### DIRECTIONS
No pictures go into the copy. Write out every line below exactly.

---------------

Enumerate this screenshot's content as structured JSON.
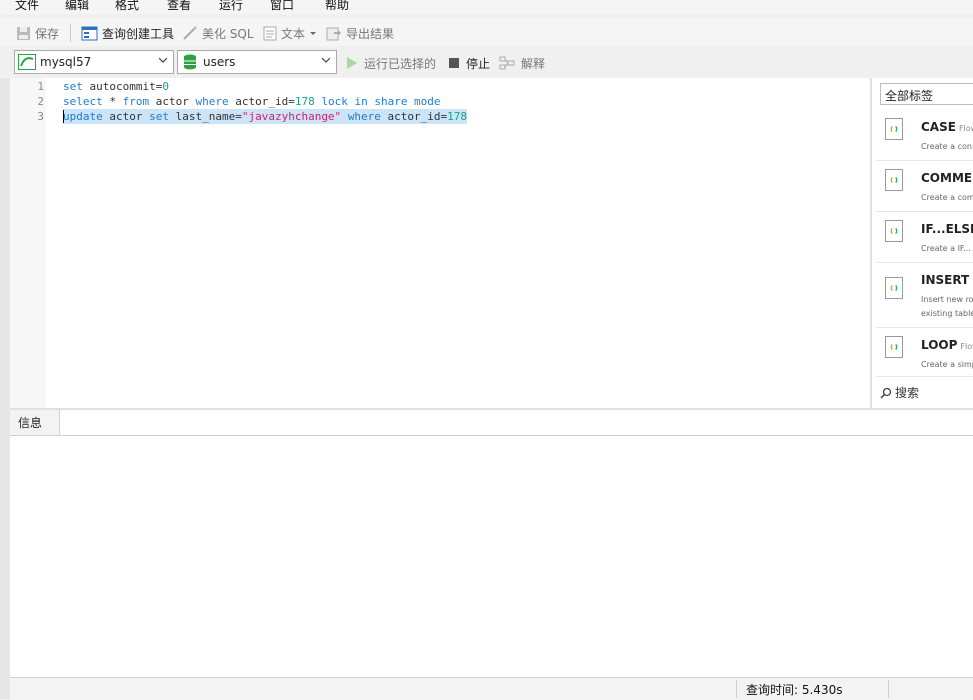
{
  "menu": [
    "文件",
    "编辑",
    "格式",
    "查看",
    "运行",
    "窗口",
    "帮助"
  ],
  "toolbar": {
    "save": "保存",
    "query_builder": "查询创建工具",
    "beautify": "美化 SQL",
    "text": "文本",
    "export": "导出结果"
  },
  "selectors": {
    "connection": "mysql57",
    "database": "users",
    "run_selected": "运行已选择的",
    "stop": "停止",
    "explain": "解释"
  },
  "editor": {
    "line_numbers": [
      "1",
      "2",
      "3"
    ],
    "line1": {
      "kw1": "set",
      "t1": " autocommit=",
      "n1": "0"
    },
    "line2": {
      "kw1": "select",
      "t1": " * ",
      "kw2": "from",
      "t2": " actor ",
      "kw3": "where",
      "t3": " actor_id=",
      "n1": "178",
      "t4": " ",
      "kw4": "lock in share mode"
    },
    "line3": {
      "kw1": "update",
      "t1": " actor ",
      "kw2": "set",
      "t2": " last_name=",
      "s1": "\"javazyhchange\"",
      "t3": " ",
      "kw3": "where",
      "t4": " actor_id=",
      "n1": "178"
    }
  },
  "snippets": {
    "filter": "全部标签",
    "items": [
      {
        "title": "CASE",
        "tag": "Flow",
        "desc": [
          "Create a con"
        ]
      },
      {
        "title": "COMMEN",
        "tag": "",
        "desc": [
          "Create a com"
        ]
      },
      {
        "title": "IF...ELSE...",
        "tag": "",
        "desc": [
          "Create a IF..."
        ]
      },
      {
        "title": "INSERT S",
        "tag": "",
        "desc": [
          "Insert new ro",
          "existing table"
        ]
      },
      {
        "title": "LOOP",
        "tag": "Flow",
        "desc": [
          "Create a simp"
        ]
      }
    ],
    "search": "搜索"
  },
  "bottom": {
    "tab_info": "信息",
    "status_time": "查询时间: 5.430s"
  },
  "colors": {
    "keyword": "#1e7bd6",
    "number": "#17a589",
    "string": "#d11f6a",
    "selection": "#cce4f7",
    "db_icon": "#2ea043"
  }
}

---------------

### YOUR RESPONSE
Enumerate this screenshot's content as structured JSON.
{
  "menu": [
    "文件",
    "编辑",
    "格式",
    "查看",
    "运行",
    "窗口",
    "帮助"
  ],
  "toolbar": {
    "save": "保存",
    "query_builder": "查询创建工具",
    "beautify": "美化 SQL",
    "text": "文本",
    "export": "导出结果"
  },
  "selectors": {
    "connection": "mysql57",
    "database": "users",
    "run_selected": "运行已选择的",
    "stop": "停止",
    "explain": "解释"
  },
  "editor": {
    "line_numbers": [
      "1",
      "2",
      "3"
    ],
    "line1": {
      "kw1": "set",
      "t1": " autocommit=",
      "n1": "0"
    },
    "line2": {
      "kw1": "select",
      "t1": " * ",
      "kw2": "from",
      "t2": " actor ",
      "kw3": "where",
      "t3": " actor_id=",
      "n1": "178",
      "t4": " ",
      "kw4": "lock in share mode"
    },
    "line3": {
      "kw1": "update",
      "t1": " actor ",
      "kw2": "set",
      "t2": " last_name=",
      "s1": "\"javazyhchange\"",
      "t3": " ",
      "kw3": "where",
      "t4": " actor_id=",
      "n1": "178"
    }
  },
  "snippets": {
    "filter": "全部标签",
    "items": [
      {
        "title": "CASE",
        "tag": "Flow",
        "desc": [
          "Create a con"
        ]
      },
      {
        "title": "COMMEN",
        "tag": "",
        "desc": [
          "Create a com"
        ]
      },
      {
        "title": "IF...ELSE...",
        "tag": "",
        "desc": [
          "Create a IF..."
        ]
      },
      {
        "title": "INSERT S",
        "tag": "",
        "desc": [
          "Insert new ro",
          "existing table"
        ]
      },
      {
        "title": "LOOP",
        "tag": "Flow",
        "desc": [
          "Create a simp"
        ]
      }
    ],
    "search": "搜索"
  },
  "bottom": {
    "tab_info": "信息",
    "status_time": "查询时间: 5.430s"
  },
  "colors": {
    "keyword": "#1e7bd6",
    "number": "#17a589",
    "string": "#d11f6a",
    "selection": "#cce4f7",
    "db_icon": "#2ea043"
  }
}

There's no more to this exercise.